Metallon’s attempt to take over the company, last week Friday, saw a number of its directors and senior executives resigning from the Board of Lekoil Cayman with immediate effect.
Lekoil Cayman, in a statement, said that Aisha Muhammed-Oyebode, Chair of Lekoil Nigeria, had resigned as a non-executive Director of Lekoil Cayman. CEO of Lekoil Nigeria, Lekan Akinyanmi, has resigned as an executive Director of Lekoil Cayman. Company Secretary of Lekoil Nigeria, Gloria Iroegbunam, has resigned as Company Secretary of Lekoil Cayman.
“All three will remain in their current positions at Lekoil Nigeria.”
Mrs. Muhammed-Oyebode commented: “The Board and management of Lekoil Nigeria remains committed to its vision of developing the company’s assets and we wish to assure our numerous stakeholders, especially our shareholders, partners and colleagues, that the strategic national assets under our purview will be protected by all legitimate means available to us. This in turn will ensure the restoration of value for all shareholders, both in Lekoil Nigeria and Lekoil Cayman.

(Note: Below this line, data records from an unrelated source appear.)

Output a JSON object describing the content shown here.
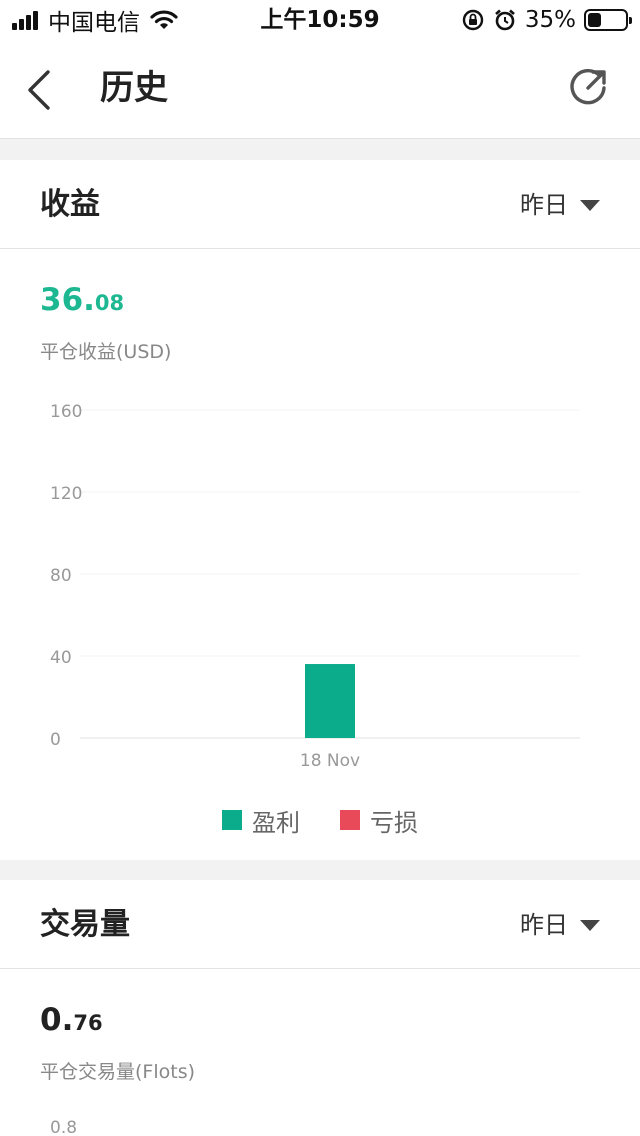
{
  "status_bar": {
    "carrier": "中国电信",
    "time": "上午10:59",
    "battery": "35%",
    "battery_level": 0.35,
    "icons": [
      "signal-icon",
      "wifi-icon",
      "rotation-lock-icon",
      "alarm-icon",
      "battery-icon"
    ]
  },
  "nav": {
    "title": "历史",
    "icons": [
      "back-icon",
      "refresh-icon"
    ]
  },
  "profit_section": {
    "title": "收益",
    "period": "昨日",
    "value_int": "36.",
    "value_dec": "08",
    "value_label": "平仓收益(USD)",
    "accent_color": "#1db791"
  },
  "volume_section": {
    "title": "交易量",
    "period": "昨日",
    "value_int": "0.",
    "value_dec": "76",
    "value_label": "平仓交易量(Flots)",
    "partial_tick": "0.8"
  },
  "chart_data": {
    "type": "bar",
    "categories": [
      "18 Nov"
    ],
    "series": [
      {
        "name": "盈利",
        "values": [
          36.08
        ],
        "color": "#0aac8b"
      },
      {
        "name": "亏损",
        "values": [
          0
        ],
        "color": "#e84a5a"
      }
    ],
    "yticks": [
      0,
      40,
      80,
      120,
      160
    ],
    "ylim": [
      0,
      160
    ],
    "grid": true,
    "legend_position": "bottom"
  }
}
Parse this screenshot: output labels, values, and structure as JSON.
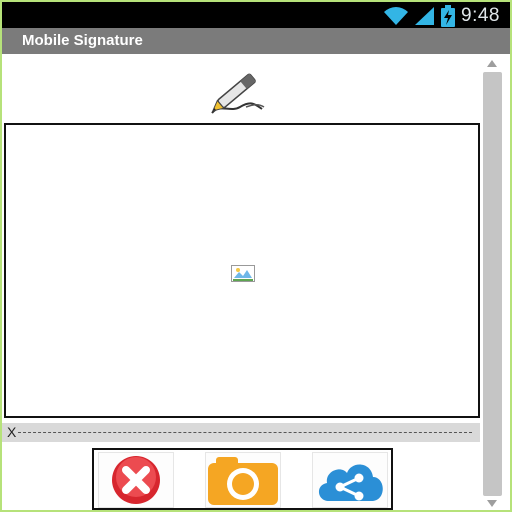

“The Board of Directors of Lekoil Cayman continues to show a blatant disregard for the Shareholder Agreement, a legally binding agreement which governs the relationship between Lekoil Cayman and Lekoil Nigeria and which was implemented at the time of Lekoil Cayman’s listing to meet the requirements in Nigerian law in respect of control of indigenous strategic assets.
“The continuous breaches of due process and corporate governance by the Board of Lekoil Cayman has left us with no option but to resign collectively from the Board of Lekoil Cayman. Meanwhile, Lekoil Nigeria has separately written to Lekoil Limited’s advisers and to the AIM authorities requesting them to investigate the behaviour of the current Board of Lekoil Limited.”
In April this year, two of the directors, Michael Ajukwu and Mark Simmonds (Non-Executive Directors) resigned their appointments.
Mr. Ajukwu, who had assumed the position of Chairman of Board in January 2021, decided to “step down” from the role and from the Board, from 21 April 2021. Mr. Anthony Hawkins was picked as interim chairman until the appointment of a new chairman by the Board of Directors.
Mr. Simmonds, who had previously noted his intention to stand down from the Board at the company at the company’s Annual General Meeting, decided to bring forward his resignation and “stepped down” on 21 April 2021.
The Shareholders’ Agreement, which existed long before Metallon came on the scene, had protections in place for Lekoil Nigeria and “Lekoil Cayman’s attempts to undermine the Shareholders’ Agreement is just incredible,” another source stated.
Indications are that prior to the Extra-ordinary General Meeting of Lekoil Cayman on January 8, 2021, these issues were clearly stated to Metallon’s representatives, but apparently they omitted this little detail from the shareholders and others whom they conscripted to help with the takeover attempt.
It is confirmed that Lekan Akinyanmi has over 20 years’ experience in the oil and gas industry, most recently with AllianceBernstein L.P. in New York where he spent six years as a research analyst and portfolio manager covering Energy and Materials worldwide.
He has held senior positions at UBS Investment Research, 3Fold Ventures and Encabler Inc, a technology company headquartered in California, specialising in interactive television software, which he founded in June 2000. Lekan is also acknowledged for successfully negotiating and raising the first round of equity capital for Lekoil’s operations.
Many analysts opine that what Metallon is attempting to do with Lekoil is to take ownership of Nigerian assets through the back door. The Nigerian government must take steps to ensure that Lekoil Nigeria and its Nigerian assets are protected from illegal raiding.